● WHAT THE TASK ASKS: For each line of the data below, copy it if it holds the word "Microsoft".

- Opening Delimiter -

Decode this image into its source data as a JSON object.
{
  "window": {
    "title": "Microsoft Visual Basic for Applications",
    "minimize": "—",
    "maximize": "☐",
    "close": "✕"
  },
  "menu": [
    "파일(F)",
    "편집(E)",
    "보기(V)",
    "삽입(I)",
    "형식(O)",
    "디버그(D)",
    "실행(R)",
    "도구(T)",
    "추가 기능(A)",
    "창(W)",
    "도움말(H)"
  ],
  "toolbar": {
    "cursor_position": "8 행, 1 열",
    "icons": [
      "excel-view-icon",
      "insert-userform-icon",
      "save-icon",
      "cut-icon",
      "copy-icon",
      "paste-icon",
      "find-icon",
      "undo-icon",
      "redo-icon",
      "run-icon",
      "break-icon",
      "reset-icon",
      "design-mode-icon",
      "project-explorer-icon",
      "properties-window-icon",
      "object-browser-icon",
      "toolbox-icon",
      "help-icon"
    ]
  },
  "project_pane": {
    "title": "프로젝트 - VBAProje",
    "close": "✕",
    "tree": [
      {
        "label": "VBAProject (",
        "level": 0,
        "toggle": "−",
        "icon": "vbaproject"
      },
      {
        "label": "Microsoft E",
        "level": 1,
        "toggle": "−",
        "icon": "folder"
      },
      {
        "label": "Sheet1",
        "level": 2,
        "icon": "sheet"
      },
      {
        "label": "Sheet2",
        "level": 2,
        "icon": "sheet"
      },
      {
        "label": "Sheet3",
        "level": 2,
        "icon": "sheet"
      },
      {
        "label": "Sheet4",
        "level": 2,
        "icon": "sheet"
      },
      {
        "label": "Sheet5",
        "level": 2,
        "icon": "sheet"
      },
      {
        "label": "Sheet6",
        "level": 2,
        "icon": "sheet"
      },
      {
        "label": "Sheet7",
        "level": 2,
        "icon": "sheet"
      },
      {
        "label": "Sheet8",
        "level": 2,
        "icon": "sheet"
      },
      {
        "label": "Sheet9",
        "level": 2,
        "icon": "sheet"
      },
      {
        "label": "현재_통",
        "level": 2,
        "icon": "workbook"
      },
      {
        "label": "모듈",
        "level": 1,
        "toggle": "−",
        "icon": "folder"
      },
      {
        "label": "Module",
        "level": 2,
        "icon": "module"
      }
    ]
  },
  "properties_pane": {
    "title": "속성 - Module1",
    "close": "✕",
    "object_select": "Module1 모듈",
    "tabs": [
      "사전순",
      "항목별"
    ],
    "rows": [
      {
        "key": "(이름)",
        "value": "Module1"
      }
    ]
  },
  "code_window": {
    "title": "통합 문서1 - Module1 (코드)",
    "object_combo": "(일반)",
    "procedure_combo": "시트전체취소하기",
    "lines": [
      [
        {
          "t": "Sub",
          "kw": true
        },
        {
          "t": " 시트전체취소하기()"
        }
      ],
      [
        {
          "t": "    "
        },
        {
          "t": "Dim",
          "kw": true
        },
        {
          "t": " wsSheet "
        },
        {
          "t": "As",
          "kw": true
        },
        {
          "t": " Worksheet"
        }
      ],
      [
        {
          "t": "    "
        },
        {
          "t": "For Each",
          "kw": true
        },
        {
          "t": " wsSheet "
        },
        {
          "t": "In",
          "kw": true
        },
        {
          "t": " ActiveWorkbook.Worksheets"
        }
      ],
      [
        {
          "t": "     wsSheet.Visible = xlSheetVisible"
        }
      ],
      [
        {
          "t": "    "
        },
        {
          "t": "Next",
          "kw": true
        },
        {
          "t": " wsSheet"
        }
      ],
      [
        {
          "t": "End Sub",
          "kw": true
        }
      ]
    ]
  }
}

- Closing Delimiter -

● REPLY TO THE TASK:
    "title": "Microsoft Visual Basic for Applications",
        "label": "Microsoft E",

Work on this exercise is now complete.